James Evelegh's editorial from this week's edition of InPubWeekly.
These dismissive words were apparently said by Theresa May to Donald Trump, last week.
Did she say it? We have the testimony of the US president that she did, so … who knows?
Before he arrived for his visit last week, the president gave a long interview to The Sun, the reverberations of which completely overshadowed his stay.
He subsequently spent much of his time here denying that he had said the things he had.
He said that while the paper's story was “generally fine”, “it didn't put in what I said about the prime minister, and I said tremendous things.”
“Fortunately, we tend to record stories now… We record when we deal with reporters, it's called fake news and we solve a lot of problems with the good old recording instrument.”
Indeed, it was recorded, and the “recording instrument” proved conclusively that The Sun accurately and fully reported the interview.
A complete disregard for the truth is one of the defining characteristics of this president, a man who could argue with utter conviction that black is white, and, unnervingly, have a lot of people believe it to be true.

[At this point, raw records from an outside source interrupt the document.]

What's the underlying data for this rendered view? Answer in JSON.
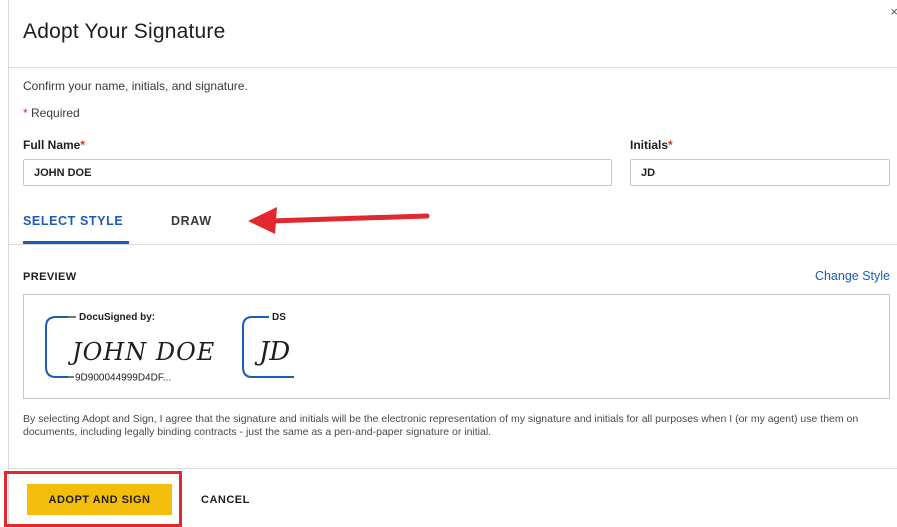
{
  "dialog": {
    "title": "Adopt Your Signature",
    "close_glyph": "×",
    "confirm_text": "Confirm your name, initials, and signature.",
    "required_star": "*",
    "required_text": " Required"
  },
  "fields": {
    "full_name_label": "Full Name",
    "full_name_value": "JOHN DOE",
    "initials_label": "Initials",
    "initials_value": "JD",
    "required_marker": "*"
  },
  "tabs": [
    {
      "label": "SELECT STYLE",
      "active": true
    },
    {
      "label": "DRAW",
      "active": false
    }
  ],
  "preview": {
    "label": "PREVIEW",
    "change_style_link": "Change Style",
    "signature": {
      "header": "DocuSigned by:",
      "name": "JOHN DOE",
      "envelope_id": "9D900044999D4DF..."
    },
    "initials": {
      "header": "DS",
      "text": "JD"
    }
  },
  "disclaimer": "By selecting Adopt and Sign, I agree that the signature and initials will be the electronic representation of my signature and initials for all purposes when I (or my agent) use them on documents, including legally binding contracts - just the same as a pen-and-paper signature or initial.",
  "footer": {
    "adopt_label": "ADOPT AND SIGN",
    "cancel_label": "CANCEL"
  },
  "colors": {
    "accent_blue": "#1a5cb8",
    "adopt_button": "#f3bd0c",
    "annotation_red": "#e0282e",
    "required_red": "#d0342c"
  }
}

The president constantly smears reputable news outlets as purveyors of fake news, staffed by “incredibly dishonest people”. In a description we mustn’t lose the ability to be shocked by, he repeatedly calls the press, “the enemy of the people”.
So, did Theresa May say it? Because it was Donald Trump who said she did, there’s every chance she didn’t. But either way, it’s beholden on every western leader to stress to the US president, in public and private, that a free and independent press is the sine qua non of all our freedoms.